Former San Francisco resident, Janelyn Dasig was sentenced to four years of Federal prison time for her part in defrauding several Wells Fargo Banks inTreasure Valley, Idaho. Dasig (27) pleaded guilty to charges of aggravated identity theft and bank fraud.
She admitted that she went to branches of the bank in Eagle,Nampa and Boise with falsified IDs. Using her fraudulent personas, she made withdrawals from bank accounts that did not belong to her. The fake ID cards featured Janelyn’s picture along with the names of the real customers and their personal information. She used these means to withdraw $18,300 approximately.
The authorities arrested both Dasig and her companion Luisa Lamonthe (29), a former resident of Oakland. A third accomplice, Justine Lingatong will face trial for the same charges in January, 2012.
What is Bank Fraud?

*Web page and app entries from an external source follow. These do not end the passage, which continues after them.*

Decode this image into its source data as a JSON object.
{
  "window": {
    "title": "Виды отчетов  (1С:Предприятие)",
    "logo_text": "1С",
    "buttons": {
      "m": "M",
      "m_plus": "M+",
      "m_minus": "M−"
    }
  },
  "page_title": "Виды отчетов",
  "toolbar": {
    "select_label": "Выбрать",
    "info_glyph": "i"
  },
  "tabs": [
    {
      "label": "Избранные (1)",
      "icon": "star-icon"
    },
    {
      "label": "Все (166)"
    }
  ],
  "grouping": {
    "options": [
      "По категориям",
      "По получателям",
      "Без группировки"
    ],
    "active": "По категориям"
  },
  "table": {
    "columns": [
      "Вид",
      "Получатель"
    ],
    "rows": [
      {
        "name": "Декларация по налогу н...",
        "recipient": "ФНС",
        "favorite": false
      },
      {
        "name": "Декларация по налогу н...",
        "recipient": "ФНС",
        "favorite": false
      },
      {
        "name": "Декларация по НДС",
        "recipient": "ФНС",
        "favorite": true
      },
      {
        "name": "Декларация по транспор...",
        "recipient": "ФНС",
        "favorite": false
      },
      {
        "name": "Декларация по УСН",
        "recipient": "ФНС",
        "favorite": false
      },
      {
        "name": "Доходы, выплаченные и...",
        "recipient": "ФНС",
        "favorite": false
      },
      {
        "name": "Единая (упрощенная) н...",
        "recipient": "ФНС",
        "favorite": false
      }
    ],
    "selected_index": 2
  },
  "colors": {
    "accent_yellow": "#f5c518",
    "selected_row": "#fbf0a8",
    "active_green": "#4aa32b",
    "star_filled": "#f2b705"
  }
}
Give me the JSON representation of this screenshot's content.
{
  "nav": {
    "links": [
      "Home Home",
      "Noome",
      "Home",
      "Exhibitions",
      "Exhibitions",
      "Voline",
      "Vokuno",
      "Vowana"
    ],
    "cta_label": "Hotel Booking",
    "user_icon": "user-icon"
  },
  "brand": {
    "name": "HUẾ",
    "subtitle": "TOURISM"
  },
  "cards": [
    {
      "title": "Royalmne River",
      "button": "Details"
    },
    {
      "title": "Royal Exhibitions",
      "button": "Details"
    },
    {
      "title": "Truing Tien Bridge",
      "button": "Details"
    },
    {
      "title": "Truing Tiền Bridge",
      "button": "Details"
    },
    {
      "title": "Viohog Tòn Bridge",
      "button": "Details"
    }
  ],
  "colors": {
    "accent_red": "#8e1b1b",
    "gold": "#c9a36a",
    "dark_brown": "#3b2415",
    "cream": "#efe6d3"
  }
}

According to Section 1344, Chapter 63, Part I, Title 18, of the U.S Code, a person who knowingly executes or tries to execute a scheme to deceptively defraud a financial institution in order to obtain funds, assets, credits, securities or any other property under the custody of a financial institution through fraudulent means is considered guilty of bank fraud. This is also applicable to property owned by the financial institution. The penalty for bank fraud is a maximum fine of $1 million and the maximum prison sentence is 30 years. In some cases both a fine and prison time are parts of the sentence.
What is Aggravated Identity Theft?
According to Title 18, Part I, Chapter 47, Section 1028A of the United States Code, a person guilty of aggravated identity theft is someone who knowingly uses identification that belongs to another person illegally. The penalty for this is a two year prison term without probation.